100 yenThe other day, a symposium on working conditions in the anime industry was held. I didn't go, but I my co-worker, who is one of the directors of JAniCA (Japan Animation Creators Association), took a day off to attend this meeting. I read some articles on the net later about what has been discussed; they said that based on a survey that JAniCA conducted, the "average" young staffer in their twenties earn a meager wage (listed here in US Dollars) of $11,600. Those in their thirties make around $22,600, and the ones in the 40-60 range bring home $31,000. I imagine these figures must have some truth to them since they are based on actual survey responses, but $11,600 is unbelievably low. Sure, I had some rough times when I first started out as an inbetweener, and the least I probably earned was around $8500...but that was part-time work done decades ago, back when I was still in high school! Back then, the rate per single inbetween drawing was around $0.85 (based on ¥95 = $1). The current rate per single inbetween is currently around $2.65.

Top artists are compensated according to their skills and the level of contribution to a project. I mean, c'mon...does anyone really think that good artists will stick around long enough to reach a so-called "top artist" position that only pays $31,000 a year? I can only imagine that artists who make a decent living may have not have participated in the survey since they have no need for a labor union (even though JAniCA is technically not an union.)

I, for one, did not return the survey because I felt that it was no one's business but my own to know what I earn. My colleague asked me to return it to him, but I knew he was going to read it, and I was not eager to give out such personal information to him. Yes, I do earn way more than the so-called average wage, and I'm definitely not one of the highest-paid artists around.

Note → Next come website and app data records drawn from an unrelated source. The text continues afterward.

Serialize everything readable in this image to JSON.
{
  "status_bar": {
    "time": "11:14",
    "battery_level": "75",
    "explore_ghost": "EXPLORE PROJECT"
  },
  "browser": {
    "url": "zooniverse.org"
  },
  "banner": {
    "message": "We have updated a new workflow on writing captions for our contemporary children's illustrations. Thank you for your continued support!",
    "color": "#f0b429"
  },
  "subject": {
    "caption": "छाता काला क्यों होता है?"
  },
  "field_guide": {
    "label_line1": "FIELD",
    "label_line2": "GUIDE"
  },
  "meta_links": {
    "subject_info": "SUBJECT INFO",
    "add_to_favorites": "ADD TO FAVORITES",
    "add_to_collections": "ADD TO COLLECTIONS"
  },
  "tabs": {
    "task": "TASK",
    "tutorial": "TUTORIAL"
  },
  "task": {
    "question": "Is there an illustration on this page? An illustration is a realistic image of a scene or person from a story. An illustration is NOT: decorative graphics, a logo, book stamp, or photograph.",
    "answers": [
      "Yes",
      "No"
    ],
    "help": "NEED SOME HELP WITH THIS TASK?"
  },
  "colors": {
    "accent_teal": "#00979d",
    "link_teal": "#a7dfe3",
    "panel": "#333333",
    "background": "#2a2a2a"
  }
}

It just seems to me that the surveys were only filled out by those on the low end of the pay spectrum and not a fair assessment of what industry workers actually earn.

More about how artists work their way up the pay and responsibility scale next time.